They became American citizens and left college to rise through the ranks in food service.
Because of some corporate changes three years ago — for a time, the restaurants sold packaged instead of freshly made food — they departed. They later accepted an offer to take over the franchise in Irving, paying a percentage of that store’s profits to the Pancho’s corporation.
There were naysayers.
A former Pancho’s honcho called them “silly, dumb waiters” without the smarts to run a business, Mo said.
But the brothers, by now husbands and fathers, dug in.
They worked from 7 a.m. to 9 p.m. at the Irving restaurant, seven days a week — often sticking around until past midnight to plan business strategy with the help of customer-turned-friend Les Christiansen of Watauga, an accountant.

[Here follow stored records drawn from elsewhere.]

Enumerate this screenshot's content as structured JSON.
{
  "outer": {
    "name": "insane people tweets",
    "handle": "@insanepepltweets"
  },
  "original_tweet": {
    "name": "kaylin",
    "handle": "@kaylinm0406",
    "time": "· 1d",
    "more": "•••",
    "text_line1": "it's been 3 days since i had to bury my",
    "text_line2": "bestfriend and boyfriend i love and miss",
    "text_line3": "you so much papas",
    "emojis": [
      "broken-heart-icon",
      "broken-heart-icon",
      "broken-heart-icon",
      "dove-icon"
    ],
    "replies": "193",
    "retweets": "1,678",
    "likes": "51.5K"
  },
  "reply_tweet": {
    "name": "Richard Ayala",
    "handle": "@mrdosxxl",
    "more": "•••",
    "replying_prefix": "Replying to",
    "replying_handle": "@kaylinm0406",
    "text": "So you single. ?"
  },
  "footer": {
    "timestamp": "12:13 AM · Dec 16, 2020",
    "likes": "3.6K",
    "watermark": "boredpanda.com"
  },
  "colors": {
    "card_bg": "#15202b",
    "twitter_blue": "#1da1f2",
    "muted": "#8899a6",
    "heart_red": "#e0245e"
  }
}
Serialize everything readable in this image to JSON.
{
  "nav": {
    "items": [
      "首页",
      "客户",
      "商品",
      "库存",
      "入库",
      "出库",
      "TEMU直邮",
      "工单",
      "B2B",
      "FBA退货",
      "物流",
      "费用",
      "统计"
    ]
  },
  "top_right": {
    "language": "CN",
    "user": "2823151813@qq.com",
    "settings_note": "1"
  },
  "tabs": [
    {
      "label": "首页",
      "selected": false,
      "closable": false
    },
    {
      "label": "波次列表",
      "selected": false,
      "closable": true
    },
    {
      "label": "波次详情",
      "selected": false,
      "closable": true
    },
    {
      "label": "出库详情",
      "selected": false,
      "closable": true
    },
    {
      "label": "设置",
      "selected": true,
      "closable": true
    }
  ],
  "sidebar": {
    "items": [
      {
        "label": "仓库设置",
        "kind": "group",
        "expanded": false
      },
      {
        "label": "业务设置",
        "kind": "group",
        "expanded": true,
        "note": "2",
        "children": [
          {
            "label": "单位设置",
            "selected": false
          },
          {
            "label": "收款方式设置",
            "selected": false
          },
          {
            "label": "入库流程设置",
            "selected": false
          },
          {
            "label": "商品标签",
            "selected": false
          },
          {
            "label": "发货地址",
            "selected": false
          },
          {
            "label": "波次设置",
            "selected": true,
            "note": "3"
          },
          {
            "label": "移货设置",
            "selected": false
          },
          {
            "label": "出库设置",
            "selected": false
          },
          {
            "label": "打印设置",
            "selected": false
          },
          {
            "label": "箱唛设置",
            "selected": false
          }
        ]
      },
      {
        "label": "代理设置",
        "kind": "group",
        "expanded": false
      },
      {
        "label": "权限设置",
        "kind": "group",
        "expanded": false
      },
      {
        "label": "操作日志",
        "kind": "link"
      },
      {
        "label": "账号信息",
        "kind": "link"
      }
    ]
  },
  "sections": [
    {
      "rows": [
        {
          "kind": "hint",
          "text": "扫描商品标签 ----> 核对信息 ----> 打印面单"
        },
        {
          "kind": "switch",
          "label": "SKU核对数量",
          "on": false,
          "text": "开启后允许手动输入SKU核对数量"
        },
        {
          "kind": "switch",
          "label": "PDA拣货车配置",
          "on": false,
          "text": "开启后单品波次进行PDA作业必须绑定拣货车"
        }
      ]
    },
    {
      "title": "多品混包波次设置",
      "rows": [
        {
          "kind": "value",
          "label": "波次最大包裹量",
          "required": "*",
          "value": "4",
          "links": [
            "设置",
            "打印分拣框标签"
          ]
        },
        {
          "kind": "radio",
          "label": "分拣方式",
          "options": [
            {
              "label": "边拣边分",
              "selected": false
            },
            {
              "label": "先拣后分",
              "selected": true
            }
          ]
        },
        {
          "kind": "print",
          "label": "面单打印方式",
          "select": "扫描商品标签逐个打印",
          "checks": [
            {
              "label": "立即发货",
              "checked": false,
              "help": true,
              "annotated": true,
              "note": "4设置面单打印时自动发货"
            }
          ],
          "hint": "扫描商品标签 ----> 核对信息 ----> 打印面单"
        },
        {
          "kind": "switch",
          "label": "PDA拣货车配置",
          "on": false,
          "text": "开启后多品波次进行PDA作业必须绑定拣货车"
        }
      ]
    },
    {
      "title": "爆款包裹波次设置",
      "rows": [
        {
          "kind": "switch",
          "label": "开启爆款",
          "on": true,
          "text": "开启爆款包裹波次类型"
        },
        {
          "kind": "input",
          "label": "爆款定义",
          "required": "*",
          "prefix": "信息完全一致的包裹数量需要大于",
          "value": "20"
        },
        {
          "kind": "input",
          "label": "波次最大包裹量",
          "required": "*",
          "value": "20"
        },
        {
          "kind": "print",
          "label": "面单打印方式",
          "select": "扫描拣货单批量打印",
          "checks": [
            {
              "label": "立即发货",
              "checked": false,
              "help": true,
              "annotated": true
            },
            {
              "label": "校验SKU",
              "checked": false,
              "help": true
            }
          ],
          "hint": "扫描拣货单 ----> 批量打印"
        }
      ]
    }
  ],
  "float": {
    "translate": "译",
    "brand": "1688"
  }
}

“We cooked. We cleaned. We were managers, busboys, whatever it took,” Mo said. “We like to learn everything. We don’t like to be at anybody’s mercy.”
But they were unable to work the magic in Irving that they had in Euless, perhaps in part because the restaurant had lower visibility, corporate officials said.
When Pancho’s bigwigs decided to close the Irving Pancho’s, they urged the brothers to take over the Euless franchise. Former customers said they missed the brothers and their antics, and Mo and Joe were nostalgic about their Euless days, too.
Anna Sinclair, who teaches seventh-grade language arts at Creekview Middle School in Saginaw, had a job at Pancho’s years ago, during the brothers’ first round. When she heard they were back, she began working at Pancho’s part time.
“It’s nice to have back the family,” she said.
Fernando Nogueira, operations director for 11 Pancho’s restaurants in Texas and Louisiana, said the brothers “are, in one word, phenomenal.
“Business is booming in Euless. If I could have them at all the restaurants, I’d be rich.”
From the view of those in the buffet line, the brothers are “awesome,” said longtime Mo-Joe fan Judy Anders, 39, of Richland Hills as she, her mother and other relatives chowed down recently. “They give great service, and they cut up.”
Anders’ brother-in-law Russ Felski, in town from Buffalo, N.Y., looked up from his plate.
“I came all the way from New York to see them,” he said.
“No,” Felski said, returning to his enchiladas.
But two brothers are better than one.
“We complete each other,” Mo said.
(Brotherly love aside, each claims to be his mother’s favorite.)
Rarely, there is a blip on their happy-happy screen. On a recent day, during the lunch rush, the deep-fried sopaipillas refused to rise to their accustomed heights. Joe kicked a wall, an employee confided.
But the next batch was better. Joe’s spirits soared as speedily as his brother flips enchiladas.
“Happy days are back,” he said. “Happy, happy, happy.”